TASK DIRECTIONS →
Search the records for the string "Разметка" and report how many lines contain it, with nothing else.

%%

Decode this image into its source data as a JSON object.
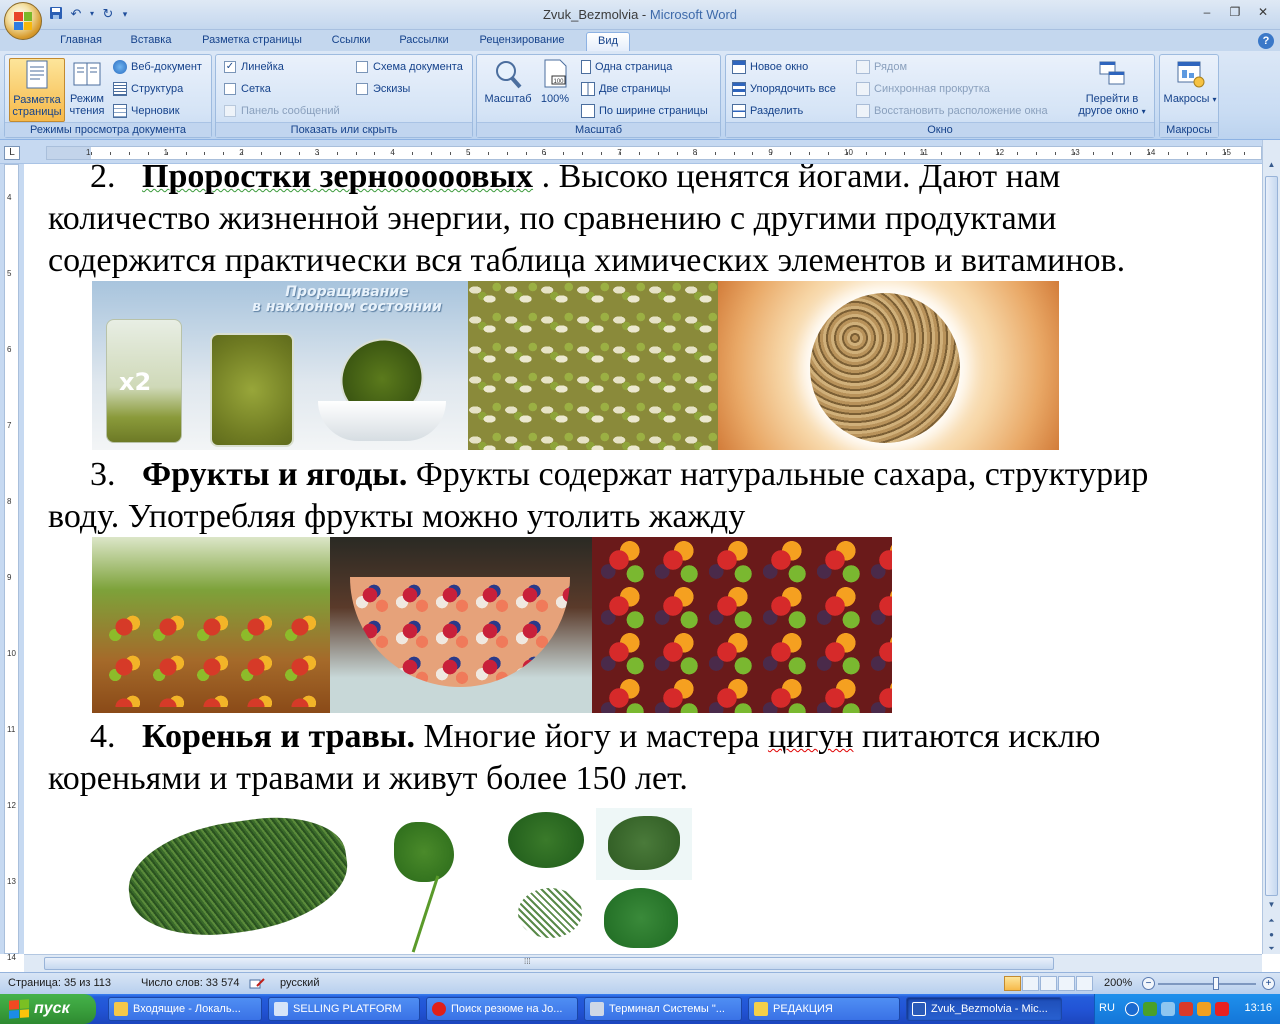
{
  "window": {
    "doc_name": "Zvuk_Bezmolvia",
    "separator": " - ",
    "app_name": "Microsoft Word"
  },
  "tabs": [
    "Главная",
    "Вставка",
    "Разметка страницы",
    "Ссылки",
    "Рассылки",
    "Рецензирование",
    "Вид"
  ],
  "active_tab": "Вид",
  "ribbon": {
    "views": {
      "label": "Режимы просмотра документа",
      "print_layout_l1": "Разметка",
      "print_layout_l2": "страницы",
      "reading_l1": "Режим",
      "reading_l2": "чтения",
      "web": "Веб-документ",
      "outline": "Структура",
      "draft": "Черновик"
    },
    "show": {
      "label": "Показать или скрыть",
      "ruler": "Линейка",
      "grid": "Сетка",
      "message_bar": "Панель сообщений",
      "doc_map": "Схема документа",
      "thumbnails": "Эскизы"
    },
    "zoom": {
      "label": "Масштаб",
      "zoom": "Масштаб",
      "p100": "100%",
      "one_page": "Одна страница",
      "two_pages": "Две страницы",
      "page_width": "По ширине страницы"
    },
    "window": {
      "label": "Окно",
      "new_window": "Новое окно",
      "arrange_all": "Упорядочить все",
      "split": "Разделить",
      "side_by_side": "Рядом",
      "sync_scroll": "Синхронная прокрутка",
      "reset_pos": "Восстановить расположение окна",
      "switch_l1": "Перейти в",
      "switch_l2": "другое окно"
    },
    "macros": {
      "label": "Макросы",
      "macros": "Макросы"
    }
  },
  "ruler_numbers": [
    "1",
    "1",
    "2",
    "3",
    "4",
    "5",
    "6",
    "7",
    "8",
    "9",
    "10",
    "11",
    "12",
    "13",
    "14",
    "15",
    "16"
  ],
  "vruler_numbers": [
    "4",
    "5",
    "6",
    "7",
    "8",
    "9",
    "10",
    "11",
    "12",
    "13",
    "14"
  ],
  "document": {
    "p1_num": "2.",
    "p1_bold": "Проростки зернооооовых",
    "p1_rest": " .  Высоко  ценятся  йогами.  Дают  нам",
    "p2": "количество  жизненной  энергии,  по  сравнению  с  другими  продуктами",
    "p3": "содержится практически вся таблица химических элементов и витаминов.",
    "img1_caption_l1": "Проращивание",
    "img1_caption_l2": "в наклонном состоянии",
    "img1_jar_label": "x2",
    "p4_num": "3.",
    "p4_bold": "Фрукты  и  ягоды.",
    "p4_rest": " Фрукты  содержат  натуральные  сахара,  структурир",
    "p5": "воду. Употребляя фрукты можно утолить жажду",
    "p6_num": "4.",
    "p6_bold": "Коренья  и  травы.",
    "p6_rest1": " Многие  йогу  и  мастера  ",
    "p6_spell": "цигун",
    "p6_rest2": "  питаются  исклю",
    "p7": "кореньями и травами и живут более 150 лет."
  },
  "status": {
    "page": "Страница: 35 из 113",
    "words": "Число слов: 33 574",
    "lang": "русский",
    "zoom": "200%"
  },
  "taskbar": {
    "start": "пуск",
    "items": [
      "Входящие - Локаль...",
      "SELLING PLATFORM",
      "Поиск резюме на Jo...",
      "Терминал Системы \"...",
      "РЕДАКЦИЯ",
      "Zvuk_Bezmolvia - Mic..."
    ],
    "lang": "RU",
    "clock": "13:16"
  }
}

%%

SOLUTION TO THIS TASK →
2